Output all records below verbatim.

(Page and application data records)
=== Begin Enclosure ===

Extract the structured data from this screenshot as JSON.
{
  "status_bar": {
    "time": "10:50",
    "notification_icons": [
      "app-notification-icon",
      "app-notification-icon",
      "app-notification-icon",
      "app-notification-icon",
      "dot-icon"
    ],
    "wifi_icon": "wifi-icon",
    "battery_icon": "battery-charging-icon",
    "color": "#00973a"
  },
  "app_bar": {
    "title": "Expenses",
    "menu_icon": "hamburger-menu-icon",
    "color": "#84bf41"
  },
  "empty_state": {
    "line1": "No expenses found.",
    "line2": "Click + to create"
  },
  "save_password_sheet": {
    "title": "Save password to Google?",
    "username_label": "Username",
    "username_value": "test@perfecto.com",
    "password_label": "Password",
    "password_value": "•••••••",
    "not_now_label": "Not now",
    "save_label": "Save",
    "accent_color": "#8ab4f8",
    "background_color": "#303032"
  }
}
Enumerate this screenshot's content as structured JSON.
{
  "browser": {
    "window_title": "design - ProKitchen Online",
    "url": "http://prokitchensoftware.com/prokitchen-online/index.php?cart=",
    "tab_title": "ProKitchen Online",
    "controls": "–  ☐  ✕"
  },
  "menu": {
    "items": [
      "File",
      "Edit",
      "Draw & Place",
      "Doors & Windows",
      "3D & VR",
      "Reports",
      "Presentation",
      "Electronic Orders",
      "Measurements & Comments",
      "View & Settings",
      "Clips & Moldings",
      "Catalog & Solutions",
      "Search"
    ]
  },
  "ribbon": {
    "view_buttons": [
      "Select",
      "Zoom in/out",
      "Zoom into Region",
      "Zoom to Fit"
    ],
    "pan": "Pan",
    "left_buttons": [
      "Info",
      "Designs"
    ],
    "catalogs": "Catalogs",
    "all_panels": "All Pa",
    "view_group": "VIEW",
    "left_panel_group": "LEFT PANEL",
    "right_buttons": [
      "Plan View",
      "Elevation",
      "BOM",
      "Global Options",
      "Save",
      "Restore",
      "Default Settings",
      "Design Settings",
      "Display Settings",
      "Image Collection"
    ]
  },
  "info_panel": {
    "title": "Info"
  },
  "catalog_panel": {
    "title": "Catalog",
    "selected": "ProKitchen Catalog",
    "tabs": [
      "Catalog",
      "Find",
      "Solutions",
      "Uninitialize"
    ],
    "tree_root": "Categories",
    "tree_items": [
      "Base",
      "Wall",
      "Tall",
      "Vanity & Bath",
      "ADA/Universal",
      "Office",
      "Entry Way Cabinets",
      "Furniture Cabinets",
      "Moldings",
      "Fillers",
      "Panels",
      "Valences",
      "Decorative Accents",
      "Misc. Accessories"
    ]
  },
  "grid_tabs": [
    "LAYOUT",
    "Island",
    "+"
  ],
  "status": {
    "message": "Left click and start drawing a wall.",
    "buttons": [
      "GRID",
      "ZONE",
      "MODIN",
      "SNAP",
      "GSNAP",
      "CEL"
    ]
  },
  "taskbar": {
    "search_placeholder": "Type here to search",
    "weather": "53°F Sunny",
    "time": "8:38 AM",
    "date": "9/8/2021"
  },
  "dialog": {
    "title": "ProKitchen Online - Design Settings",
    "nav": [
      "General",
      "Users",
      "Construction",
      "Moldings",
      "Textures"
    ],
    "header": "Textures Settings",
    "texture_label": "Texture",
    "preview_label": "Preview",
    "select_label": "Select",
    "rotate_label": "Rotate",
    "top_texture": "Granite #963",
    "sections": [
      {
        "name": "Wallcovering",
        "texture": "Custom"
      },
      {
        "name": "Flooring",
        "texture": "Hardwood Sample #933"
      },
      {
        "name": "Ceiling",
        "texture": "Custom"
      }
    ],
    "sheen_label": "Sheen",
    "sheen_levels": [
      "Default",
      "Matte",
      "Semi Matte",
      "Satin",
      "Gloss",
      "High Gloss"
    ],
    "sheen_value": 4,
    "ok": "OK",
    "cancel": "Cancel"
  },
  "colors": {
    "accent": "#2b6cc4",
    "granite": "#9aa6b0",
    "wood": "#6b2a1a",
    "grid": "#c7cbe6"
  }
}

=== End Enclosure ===

__SOLUTION__
Extract the structured data from this screenshot as JSON.
{
  "status_bar": {
    "time": "10:50",
    "notification_icons": [
      "app-notification-icon",
      "app-notification-icon",
      "app-notification-icon",
      "app-notification-icon",
      "dot-icon"
    ],
    "wifi_icon": "wifi-icon",
    "battery_icon": "battery-charging-icon",
    "color": "#00973a"
  },
  "app_bar": {
    "title": "Expenses",
    "menu_icon": "hamburger-menu-icon",
    "color": "#84bf41"
  },
  "empty_state": {
    "line1": "No expenses found.",
    "line2": "Click + to create"
  },
  "save_password_sheet": {
    "title": "Save password to Google?",
    "username_label": "Username",
    "username_value": "test@perfecto.com",
    "password_label": "Password",
    "password_value": "•••••••",
    "not_now_label": "Not now",
    "save_label": "Save",
    "accent_color": "#8ab4f8",
    "background_color": "#303032"
  }
}
Enumerate this screenshot's content as structured JSON.
{
  "browser": {
    "window_title": "design - ProKitchen Online",
    "url": "http://prokitchensoftware.com/prokitchen-online/index.php?cart=",
    "tab_title": "ProKitchen Online",
    "controls": "–  ☐  ✕"
  },
  "menu": {
    "items": [
      "File",
      "Edit",
      "Draw & Place",
      "Doors & Windows",
      "3D & VR",
      "Reports",
      "Presentation",
      "Electronic Orders",
      "Measurements & Comments",
      "View & Settings",
      "Clips & Moldings",
      "Catalog & Solutions",
      "Search"
    ]
  },
  "ribbon": {
    "view_buttons": [
      "Select",
      "Zoom in/out",
      "Zoom into Region",
      "Zoom to Fit"
    ],
    "pan": "Pan",
    "left_buttons": [
      "Info",
      "Designs"
    ],
    "catalogs": "Catalogs",
    "all_panels": "All Pa",
    "view_group": "VIEW",
    "left_panel_group": "LEFT PANEL",
    "right_buttons": [
      "Plan View",
      "Elevation",
      "BOM",
      "Global Options",
      "Save",
      "Restore",
      "Default Settings",
      "Design Settings",
      "Display Settings",
      "Image Collection"
    ]
  },
  "info_panel": {
    "title": "Info"
  },
  "catalog_panel": {
    "title": "Catalog",
    "selected": "ProKitchen Catalog",
    "tabs": [
      "Catalog",
      "Find",
      "Solutions",
      "Uninitialize"
    ],
    "tree_root": "Categories",
    "tree_items": [
      "Base",
      "Wall",
      "Tall",
      "Vanity & Bath",
      "ADA/Universal",
      "Office",
      "Entry Way Cabinets",
      "Furniture Cabinets",
      "Moldings",
      "Fillers",
      "Panels",
      "Valences",
      "Decorative Accents",
      "Misc. Accessories"
    ]
  },
  "grid_tabs": [
    "LAYOUT",
    "Island",
    "+"
  ],
  "status": {
    "message": "Left click and start drawing a wall.",
    "buttons": [
      "GRID",
      "ZONE",
      "MODIN",
      "SNAP",
      "GSNAP",
      "CEL"
    ]
  },
  "taskbar": {
    "search_placeholder": "Type here to search",
    "weather": "53°F Sunny",
    "time": "8:38 AM",
    "date": "9/8/2021"
  },
  "dialog": {
    "title": "ProKitchen Online - Design Settings",
    "nav": [
      "General",
      "Users",
      "Construction",
      "Moldings",
      "Textures"
    ],
    "header": "Textures Settings",
    "texture_label": "Texture",
    "preview_label": "Preview",
    "select_label": "Select",
    "rotate_label": "Rotate",
    "top_texture": "Granite #963",
    "sections": [
      {
        "name": "Wallcovering",
        "texture": "Custom"
      },
      {
        "name": "Flooring",
        "texture": "Hardwood Sample #933"
      },
      {
        "name": "Ceiling",
        "texture": "Custom"
      }
    ],
    "sheen_label": "Sheen",
    "sheen_levels": [
      "Default",
      "Matte",
      "Semi Matte",
      "Satin",
      "Gloss",
      "High Gloss"
    ],
    "sheen_value": 4,
    "ok": "OK",
    "cancel": "Cancel"
  },
  "colors": {
    "accent": "#2b6cc4",
    "granite": "#9aa6b0",
    "wood": "#6b2a1a",
    "grid": "#c7cbe6"
  }
}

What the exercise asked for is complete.